Stop making excuses and start making fitness part of your life. I know, you’re too busy, you hate to exercise, you can’t afford it, you get bored easily, everything hurts, you hate the gym, you never see results, you’ve tried and failed…
Turn those excuses into reasons: I’ll have more energy, I’ll sleep better at night, I’ll burn more calories at rest, I’ll be better equipped to handle stress, I’ll increase my lean body mass, I’ll be able to stay focused. I’ll be happier!
Ready to get started? Try these tips to increase your chance of success:
- Make an appointment with yourself. You wouldn’t blow off a doctor’s appointment just because you didn’t feel like going. If you keep your exercise appointment, you won’t need as many doctors appointments!

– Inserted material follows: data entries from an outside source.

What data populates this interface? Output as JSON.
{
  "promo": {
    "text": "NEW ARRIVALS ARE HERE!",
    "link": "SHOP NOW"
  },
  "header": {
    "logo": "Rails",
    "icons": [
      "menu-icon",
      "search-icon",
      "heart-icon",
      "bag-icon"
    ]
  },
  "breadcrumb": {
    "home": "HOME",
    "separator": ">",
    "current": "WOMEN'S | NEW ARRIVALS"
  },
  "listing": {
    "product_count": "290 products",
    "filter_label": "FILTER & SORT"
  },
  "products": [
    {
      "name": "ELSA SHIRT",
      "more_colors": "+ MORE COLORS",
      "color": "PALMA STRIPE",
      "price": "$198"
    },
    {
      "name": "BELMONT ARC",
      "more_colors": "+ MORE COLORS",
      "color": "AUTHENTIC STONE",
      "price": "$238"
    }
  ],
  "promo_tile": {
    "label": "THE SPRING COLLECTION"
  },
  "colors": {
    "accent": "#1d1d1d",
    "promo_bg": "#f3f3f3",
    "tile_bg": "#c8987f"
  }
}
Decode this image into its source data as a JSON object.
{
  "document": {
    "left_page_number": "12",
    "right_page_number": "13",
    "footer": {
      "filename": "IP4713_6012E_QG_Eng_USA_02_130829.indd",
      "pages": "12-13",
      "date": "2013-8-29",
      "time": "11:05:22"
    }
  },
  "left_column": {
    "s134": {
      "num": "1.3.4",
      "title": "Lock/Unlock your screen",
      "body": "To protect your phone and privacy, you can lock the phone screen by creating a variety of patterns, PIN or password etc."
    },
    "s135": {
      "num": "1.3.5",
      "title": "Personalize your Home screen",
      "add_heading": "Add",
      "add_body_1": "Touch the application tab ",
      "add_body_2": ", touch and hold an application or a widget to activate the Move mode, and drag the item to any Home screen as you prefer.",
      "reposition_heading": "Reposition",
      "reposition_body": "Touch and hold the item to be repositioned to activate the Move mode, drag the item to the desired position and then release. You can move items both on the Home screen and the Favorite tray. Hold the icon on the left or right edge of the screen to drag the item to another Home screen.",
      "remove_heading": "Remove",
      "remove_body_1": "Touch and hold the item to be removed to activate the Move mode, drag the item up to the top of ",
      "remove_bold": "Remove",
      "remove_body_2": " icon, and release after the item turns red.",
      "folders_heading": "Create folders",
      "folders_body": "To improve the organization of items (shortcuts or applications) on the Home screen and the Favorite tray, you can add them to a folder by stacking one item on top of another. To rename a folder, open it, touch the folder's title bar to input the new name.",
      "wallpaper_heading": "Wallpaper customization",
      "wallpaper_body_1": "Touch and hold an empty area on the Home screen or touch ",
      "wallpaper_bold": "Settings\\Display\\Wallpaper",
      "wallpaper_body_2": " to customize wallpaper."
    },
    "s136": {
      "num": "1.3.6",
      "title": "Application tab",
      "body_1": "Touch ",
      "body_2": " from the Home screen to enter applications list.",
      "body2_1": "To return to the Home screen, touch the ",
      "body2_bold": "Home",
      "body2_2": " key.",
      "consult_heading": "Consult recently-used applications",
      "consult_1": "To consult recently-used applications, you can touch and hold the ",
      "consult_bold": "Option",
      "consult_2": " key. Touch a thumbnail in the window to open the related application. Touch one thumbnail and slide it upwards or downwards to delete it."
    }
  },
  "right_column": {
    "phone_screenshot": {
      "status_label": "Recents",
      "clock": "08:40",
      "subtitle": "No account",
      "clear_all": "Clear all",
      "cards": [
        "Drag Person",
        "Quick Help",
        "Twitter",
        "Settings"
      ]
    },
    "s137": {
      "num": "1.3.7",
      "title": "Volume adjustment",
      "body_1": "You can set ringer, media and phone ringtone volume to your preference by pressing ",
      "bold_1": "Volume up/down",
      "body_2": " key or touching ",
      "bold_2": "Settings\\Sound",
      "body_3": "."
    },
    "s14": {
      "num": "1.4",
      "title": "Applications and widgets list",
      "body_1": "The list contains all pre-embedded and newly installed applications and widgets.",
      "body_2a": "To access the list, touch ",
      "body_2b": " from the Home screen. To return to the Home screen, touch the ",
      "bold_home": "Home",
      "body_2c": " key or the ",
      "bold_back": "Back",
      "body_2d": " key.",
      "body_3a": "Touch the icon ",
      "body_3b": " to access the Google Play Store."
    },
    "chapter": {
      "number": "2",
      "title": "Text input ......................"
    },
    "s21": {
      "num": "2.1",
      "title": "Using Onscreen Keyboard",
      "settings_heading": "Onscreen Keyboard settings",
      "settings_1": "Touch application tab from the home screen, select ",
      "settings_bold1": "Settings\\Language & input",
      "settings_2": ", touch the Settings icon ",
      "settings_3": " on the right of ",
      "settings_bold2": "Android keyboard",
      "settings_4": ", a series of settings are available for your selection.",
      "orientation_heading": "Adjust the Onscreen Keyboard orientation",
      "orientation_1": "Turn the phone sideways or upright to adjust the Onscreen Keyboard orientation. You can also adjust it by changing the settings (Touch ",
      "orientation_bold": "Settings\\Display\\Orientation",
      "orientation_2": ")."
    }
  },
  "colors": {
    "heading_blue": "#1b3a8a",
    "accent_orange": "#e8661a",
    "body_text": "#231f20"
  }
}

- Get a buddy. Working out with a friend is more fun, and being accountable to someone else helps you stay on track.
- Set tangible goals. Don’t just say, “I’m going to start exercising.” Take time at the beginning of each week to plan which days you’ll exercise. Write down the time and the activity. Whatever you choose, be sure to elevate your heart rate for a minimum of 30 minutes. This means breathing heavily but able to carry on a conversation.

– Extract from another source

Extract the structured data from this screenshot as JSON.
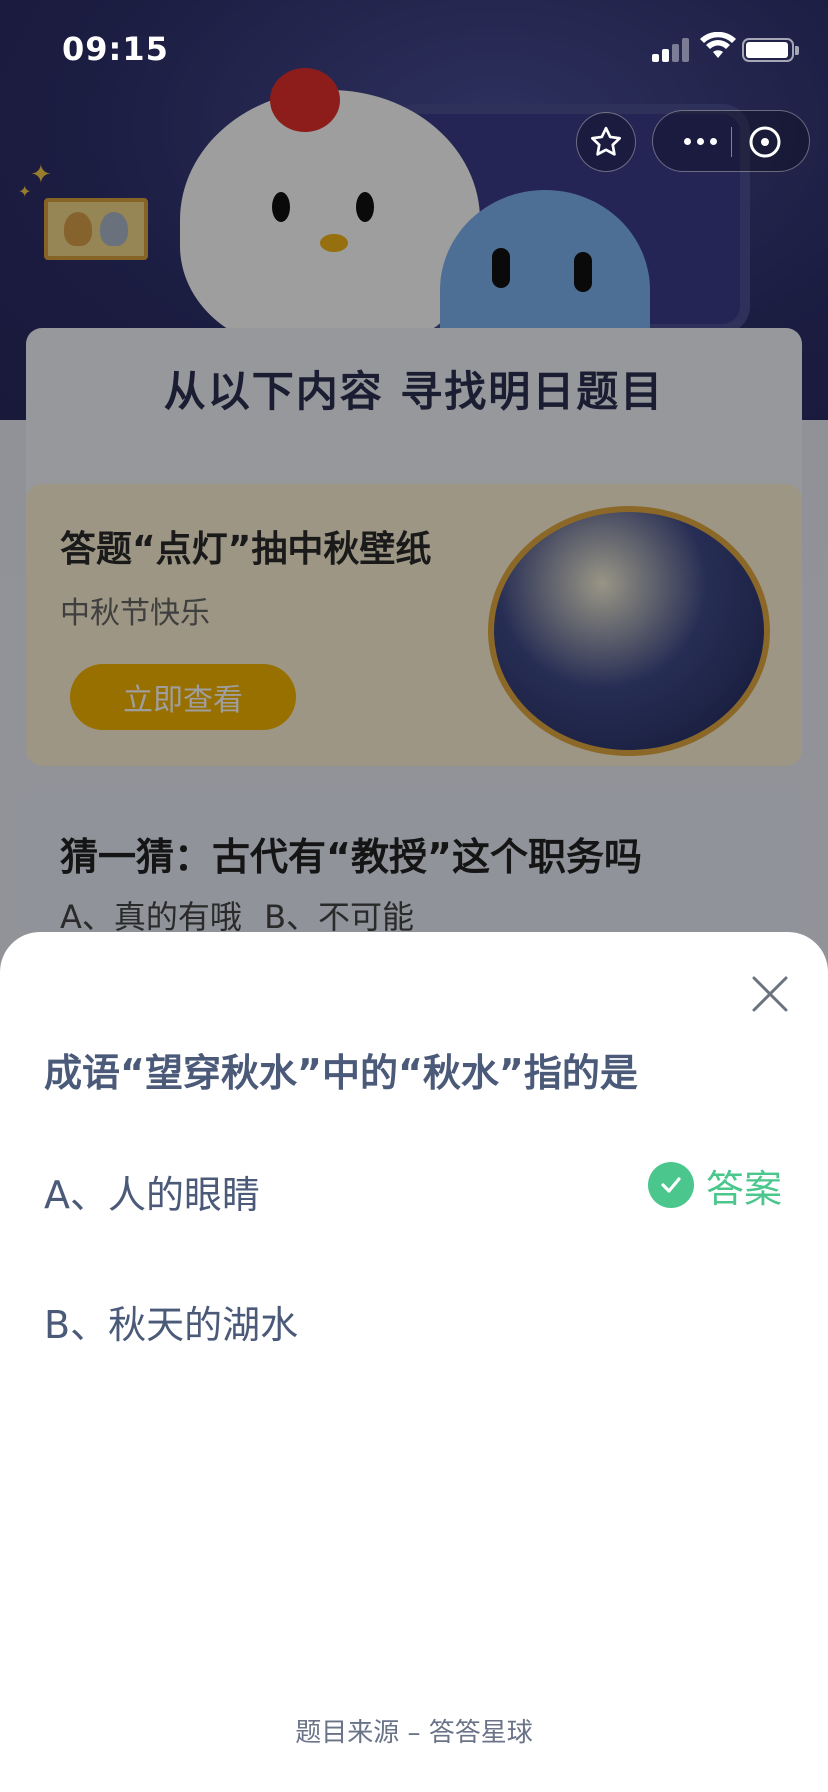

- Find a form of fitness that works with your budget and schedule. We Arlingtonians have tons of resources available to us. See below, after the jump.
What exactly does it mean to be healthy? For many of us, “good health” is just a vague notion — until something goes wrong and we’re forced to take a closer look.
In this series of biweekly columns we’ll discuss what factors — other than genetics — contribute to our mental and physical well being, including fitness, nutrition and even how we think about our lives. The goal is for all of us to start taking control of our own health!
When was the last time you felt great? Maybe it’s right now. But maybe you’ve been feeling sluggish and run down and you can’t quite figure out why.
What if I told you there was one thing you could eliminate or cut way back on that would help you lose weight and feel better, and even help stave off sickness and disease? Would you give it a try?
Can you guess what I’m referring to? Here are a few hints:
- This ingredient is hidden in many foods.
- It goes by at least 20 different names.
- It affects our weight, moods, appetite, complexion and energy levels.
- It’s been linked to obesity, diabetes, heart disease and increased risk of cancer.
What ingredient do all these items share?
Give yourself a pat on the back if you guessed sugar! That’s right, all of the above processed foods have added sugar to make them taste better to consumers and to reap big profits for the food manufacturers — who don’t give a darn about your health.
What’s so bad about sugar anyway, as long as we don’t eat too many calories? Well, there’s nothing wrong with having a sweet every now and then. The problem is that our bodies are just not meant to process the huge amount of sugar the average American now eats on a daily basis: 22.7 teaspoons a day! (The recommended daily amount is not more than 6 teaspoons for women, 9 for men.)